── Data excerpts ──

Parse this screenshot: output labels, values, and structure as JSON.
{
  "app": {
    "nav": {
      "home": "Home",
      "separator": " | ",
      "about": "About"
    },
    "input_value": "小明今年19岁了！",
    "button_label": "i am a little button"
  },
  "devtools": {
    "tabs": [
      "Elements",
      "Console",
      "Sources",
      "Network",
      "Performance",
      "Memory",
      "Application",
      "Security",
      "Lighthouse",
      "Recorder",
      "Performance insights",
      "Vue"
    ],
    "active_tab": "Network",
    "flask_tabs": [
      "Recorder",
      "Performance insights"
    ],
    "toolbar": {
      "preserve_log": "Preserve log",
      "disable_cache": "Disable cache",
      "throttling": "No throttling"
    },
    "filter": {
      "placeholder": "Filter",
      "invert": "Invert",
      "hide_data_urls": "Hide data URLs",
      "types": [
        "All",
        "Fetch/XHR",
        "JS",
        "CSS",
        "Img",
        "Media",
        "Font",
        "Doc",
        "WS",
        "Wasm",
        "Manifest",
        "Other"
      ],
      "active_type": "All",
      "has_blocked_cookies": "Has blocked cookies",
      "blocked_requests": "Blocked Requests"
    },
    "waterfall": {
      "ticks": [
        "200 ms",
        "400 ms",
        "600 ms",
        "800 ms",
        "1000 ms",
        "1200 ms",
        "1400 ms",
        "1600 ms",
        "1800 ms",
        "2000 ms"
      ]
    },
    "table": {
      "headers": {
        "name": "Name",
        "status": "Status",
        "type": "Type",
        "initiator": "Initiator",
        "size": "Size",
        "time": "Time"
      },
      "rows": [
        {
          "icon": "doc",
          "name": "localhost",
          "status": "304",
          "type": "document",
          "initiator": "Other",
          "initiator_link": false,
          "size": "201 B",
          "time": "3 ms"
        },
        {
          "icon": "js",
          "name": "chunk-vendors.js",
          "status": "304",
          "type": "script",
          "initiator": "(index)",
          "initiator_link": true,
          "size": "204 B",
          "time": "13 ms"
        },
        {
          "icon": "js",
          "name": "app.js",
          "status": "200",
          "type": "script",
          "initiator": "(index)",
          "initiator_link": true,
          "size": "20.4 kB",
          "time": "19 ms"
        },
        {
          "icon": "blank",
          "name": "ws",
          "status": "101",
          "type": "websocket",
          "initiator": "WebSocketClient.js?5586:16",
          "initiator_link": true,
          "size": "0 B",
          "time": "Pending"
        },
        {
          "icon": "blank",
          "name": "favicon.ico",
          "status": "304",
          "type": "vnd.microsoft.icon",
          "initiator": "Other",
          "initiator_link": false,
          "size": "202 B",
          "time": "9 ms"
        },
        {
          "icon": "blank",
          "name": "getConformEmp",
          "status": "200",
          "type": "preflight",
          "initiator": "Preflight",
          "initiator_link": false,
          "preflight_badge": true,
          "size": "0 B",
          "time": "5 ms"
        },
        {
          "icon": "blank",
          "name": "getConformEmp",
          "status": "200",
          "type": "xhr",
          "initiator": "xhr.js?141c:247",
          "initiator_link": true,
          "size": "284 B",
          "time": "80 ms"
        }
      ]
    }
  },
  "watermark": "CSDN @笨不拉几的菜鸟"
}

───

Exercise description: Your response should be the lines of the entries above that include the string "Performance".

Task solution:
      "Performance",
      "Performance insights",
      "Performance insights"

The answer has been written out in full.